For thousands upon thousands of families in Mexico, living without answers after a loved one was disappeared is their reality every day. But AJWS grantee Movement for Our Disappeared in Mexico is working to bring hope, closure and justice to these families.
More than 60,000 people have been disappeared in Mexico since the mid-2000s alone—often due to organized violent crime conducted with the complicity of the Mexican government. Drug cartels—largely in collaboration with local government officials, military and police—operate with impunity, murdering rivals and public citizens at will. Ordinary young people are also targeted as forced laborers to grow illicit crops, and many are disappeared or killed when they refuse to cooperate.
Marching for Justice
Movement for Our Disappeared in Mexico refuses to remain silent while brothers, sisters, mothers and fathers are stolen away—and they are finally making progress against this grave injustice. With support from AJWS, this human rights organization has organized more than 60 groups of families across Mexico, all of them looking for loved ones who have been disappeared.
And on August 30th, 2019, they took to the streets.
To mark International Day Against Forced Disappearances, Movement for Our Disappeared in Mexico and other organizations marched in Mexico City and 18 other cities across the country. Side-by-side with activists and family members of the disappeared, and bearing the signatures of more than 100,000 others, they told the Mexican government: more must be done to search for the missing and to investigate the disappearances and murders that have gone ignored for far too long.
AJWS was there in August to support this growing movement, and our photographer, Regina Lopez, captured the power of the march. Experience it yourself through this slideshow.
Family members of disappeared people take to the streets in Mexico City on August 30, 2019, to deliver a petition signed by over 100,000 people to the government of Mexico demanding action and justice for their loved ones. Photos by Regina Lopez.
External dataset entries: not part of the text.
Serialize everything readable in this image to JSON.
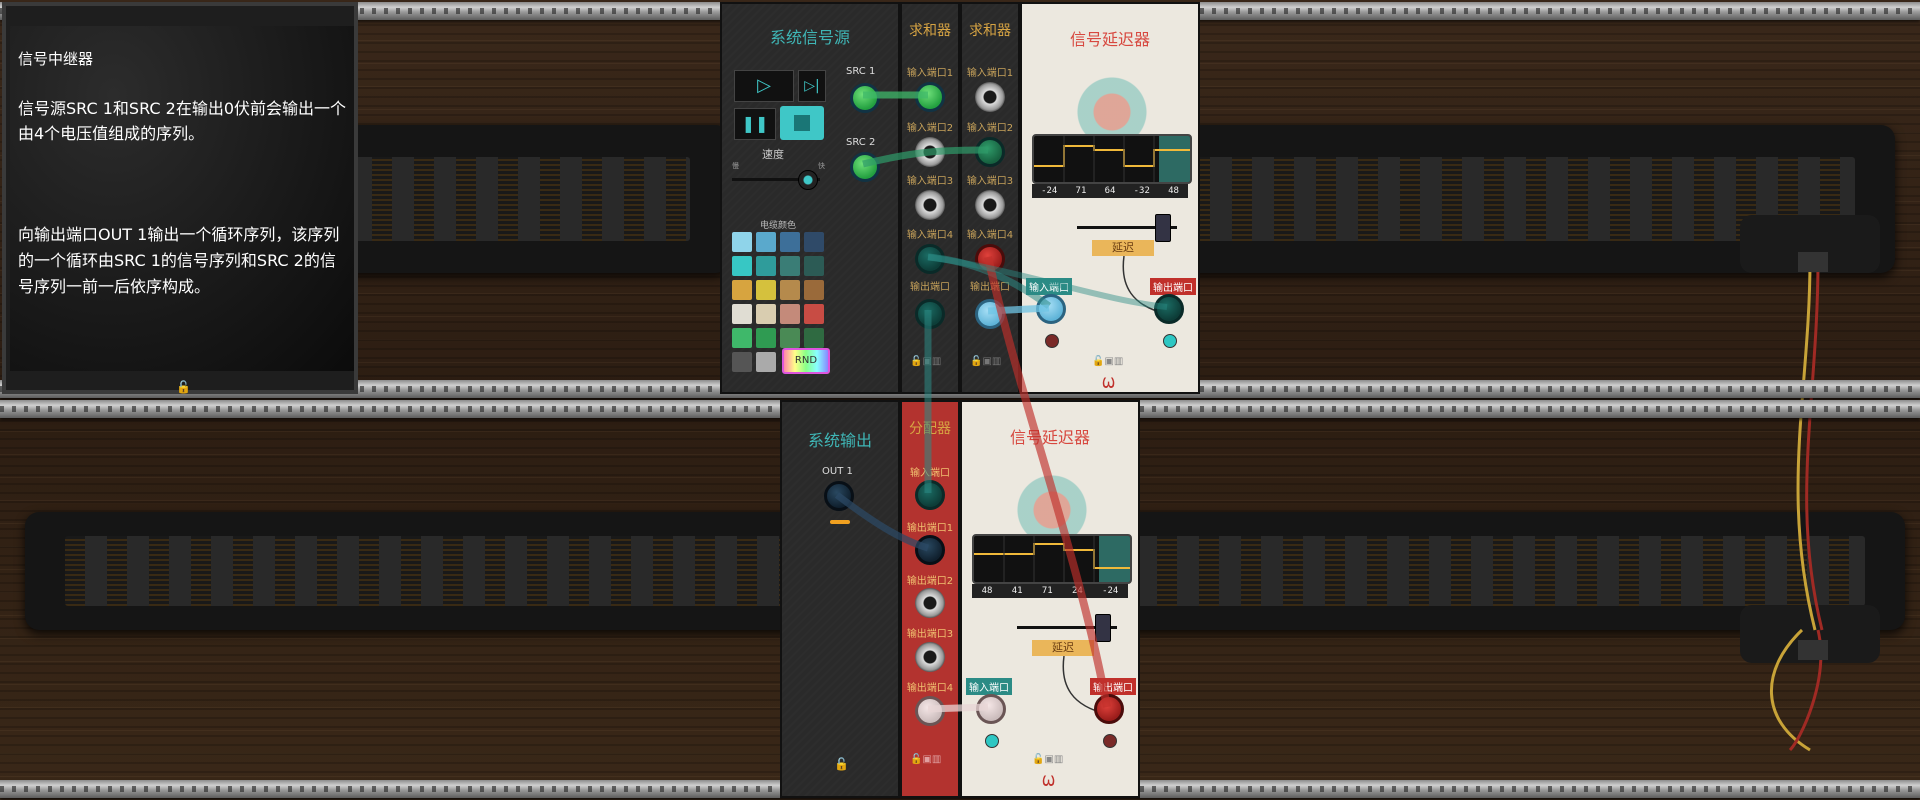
{
  "info_panel": {
    "title": "信号中继器",
    "para1": "信号源SRC 1和SRC 2在输出0伏前会输出一个由4个电压值组成的序列。",
    "para2": " 向输出端口OUT 1输出一个循环序列，该序列的一个循环由SRC 1的信号序列和SRC 2的信号序列一前一后依序构成。"
  },
  "source_module": {
    "title": "系统信号源",
    "speed_label": "速度",
    "speed_slow": "慢",
    "speed_fast": "快",
    "speed_value": 0.85,
    "cable_color_label": "电缆颜色",
    "rnd_label": "RND",
    "src1": "SRC 1",
    "src2": "SRC 2",
    "colors": [
      "#8fd4ea",
      "#5aa9cc",
      "#3d6f99",
      "#2f4a68",
      "#37c7c4",
      "#2f9c9b",
      "#3a7d76",
      "#2c5b55",
      "#d7a43f",
      "#d5c13d",
      "#b58a4c",
      "#9a6a3a",
      "#e0ddd3",
      "#d9cdb0",
      "#c48a7a",
      "#c84c44",
      "#3fb86a",
      "#2f9b52",
      "#4a8a55",
      "#2f6a41",
      "#555",
      "#aaa"
    ]
  },
  "adder1": {
    "title": "求和器",
    "in1": "输入端口1",
    "in2": "输入端口2",
    "in3": "输入端口3",
    "in4": "输入端口4",
    "out": "输出端口"
  },
  "adder2": {
    "title": "求和器",
    "in1": "输入端口1",
    "in2": "输入端口2",
    "in3": "输入端口3",
    "in4": "输入端口4",
    "out": "输出端口"
  },
  "delay1": {
    "title": "信号延迟器",
    "readouts": [
      "-24",
      "71",
      "64",
      "-32",
      "48"
    ],
    "delay_label": "延迟",
    "delay_value": 0.85,
    "in_label": "输入端口",
    "out_label": "输出端口"
  },
  "output_module": {
    "title": "系统输出",
    "out1": "OUT 1"
  },
  "splitter": {
    "title": "分配器",
    "in": "输入端口",
    "out1": "输出端口1",
    "out2": "输出端口2",
    "out3": "输出端口3",
    "out4": "输出端口4"
  },
  "delay2": {
    "title": "信号延迟器",
    "readouts": [
      "48",
      "41",
      "71",
      "24",
      "-24"
    ],
    "delay_label": "延迟",
    "delay_value": 0.85,
    "in_label": "输入端口",
    "out_label": "输出端口"
  }
}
Signs of Progress
The people have spoken—and the Mexican government appears to be listening.
Responding to this mounting pressure from our grantees and the movement they’ve helped organize, in December, 2019, the Mexican government created a framework to take action to address the concerns of these families—including its intention to assemble a task force of forensic experts to help identify more than 26,000 bodies of disappeared people that have been held by local authorities across Mexico. This identification process will finally bring closure to thousands of families who have spent decades without answers. Though identifying the bodies will certainly be a tragic discovery for these families, it will allow them to grieve, and slowly begin to heal.
What’s more, in January 2020, the government rectified its severe under-reporting of the number of people who have been disappeared since Mexico’s military conflict began in 2006. Prior to December, official government figures hovered around 45,000, and today they admit that at least 61,637 people have suffered this fate.
The movement for justice for the disappeared experienced another sign of progress last fall, when, in September, 2019, the Mexican government publicly apologized to Martha Camacho, who was disappeared for 49 days in 1977. Martha—who is today a member of AJWS grantee Unión de Madres con Hijos De Desaparecidos de Sinaloa de los años 70´s—was 8 months pregnant when she was abducted and she gave birth in captivity. Her husband was also disappeared and is yet to be found. This video records the Mexican government’s apology—including their recognition of the role of the State in her disappearance and torture.
Momentum is building in the movement to demand justice and accountability. Mexican families are insisting that their disappeared loved ones be found, and their unfathomable losses acknowledged by the government. AJWS and our partner organizations will support them in this struggle—for as long as it takes until justice is achieved.
Justin Jacobs is a Senior Marketing and Storytelling Officer at AJWS.